WHAT YOU SHOULD DO:
What lines of the data below hold "outlook"? Show them.

DATA SHOWN:
>>>>>
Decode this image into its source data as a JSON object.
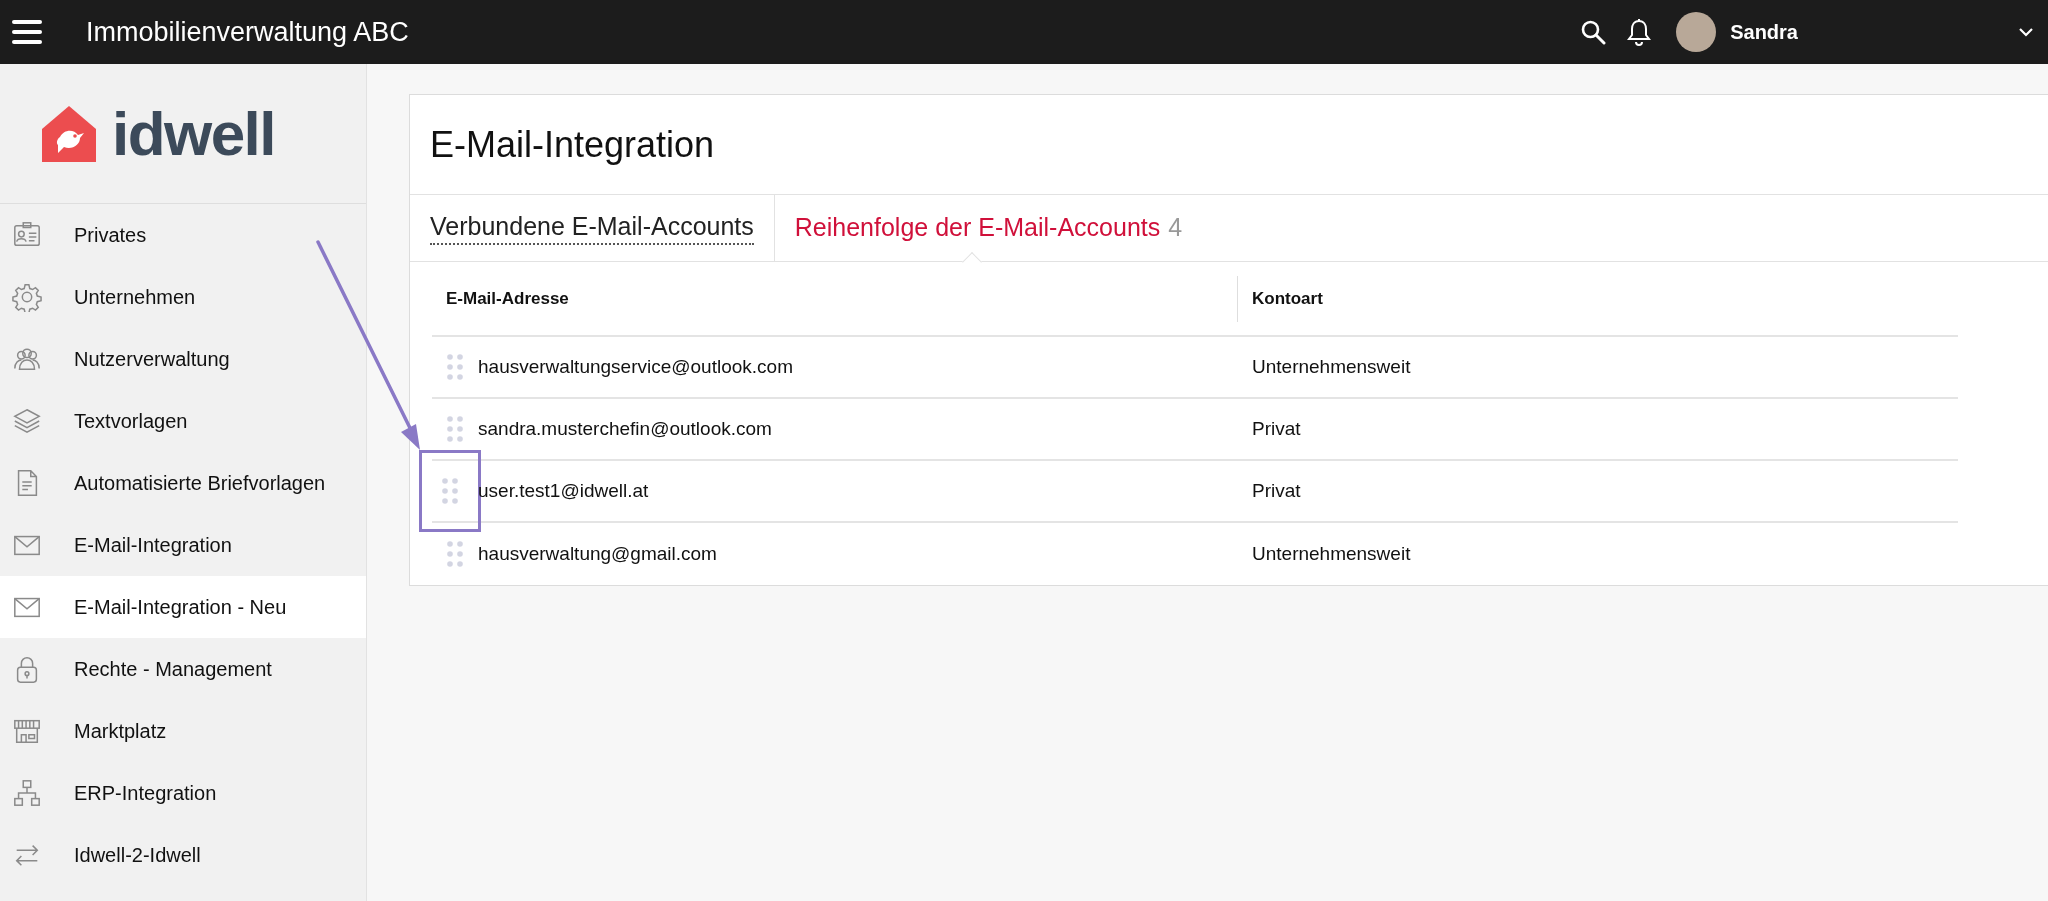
{
  "top_bar": {
    "title": "Immobilienverwaltung ABC",
    "user": "Sandra"
  },
  "logo": {
    "text": "idwell"
  },
  "sidebar": {
    "items": [
      {
        "label": "Privates",
        "selected": false
      },
      {
        "label": "Unternehmen",
        "selected": false
      },
      {
        "label": "Nutzerverwaltung",
        "selected": false
      },
      {
        "label": "Textvorlagen",
        "selected": false
      },
      {
        "label": "Automatisierte Briefvorlagen",
        "selected": false
      },
      {
        "label": "E-Mail-Integration",
        "selected": false
      },
      {
        "label": "E-Mail-Integration - Neu",
        "selected": true
      },
      {
        "label": "Rechte - Management",
        "selected": false
      },
      {
        "label": "Marktplatz",
        "selected": false
      },
      {
        "label": "ERP-Integration",
        "selected": false
      },
      {
        "label": "Idwell-2-Idwell",
        "selected": false
      }
    ]
  },
  "page": {
    "title": "E-Mail-Integration",
    "tabs": [
      {
        "label": "Verbundene E-Mail-Accounts",
        "selected": false
      },
      {
        "label": "Reihenfolge der E-Mail-Accounts",
        "count": "4",
        "selected": true
      }
    ],
    "table": {
      "columns": [
        "E-Mail-Adresse",
        "Kontoart"
      ],
      "rows": [
        {
          "email": "hausverwaltungservice@outlook.com",
          "type": "Unternehmensweit",
          "highlighted": false
        },
        {
          "email": "sandra.musterchefin@outlook.com",
          "type": "Privat",
          "highlighted": false
        },
        {
          "email": "user.test1@idwell.at",
          "type": "Privat",
          "highlighted": true
        },
        {
          "email": "hausverwaltung@gmail.com",
          "type": "Unternehmensweit",
          "highlighted": false
        }
      ]
    }
  }
}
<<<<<
EXERCISE RESPONSE:
          "email": "hausverwaltungservice@outlook.com",
          "email": "sandra.musterchefin@outlook.com",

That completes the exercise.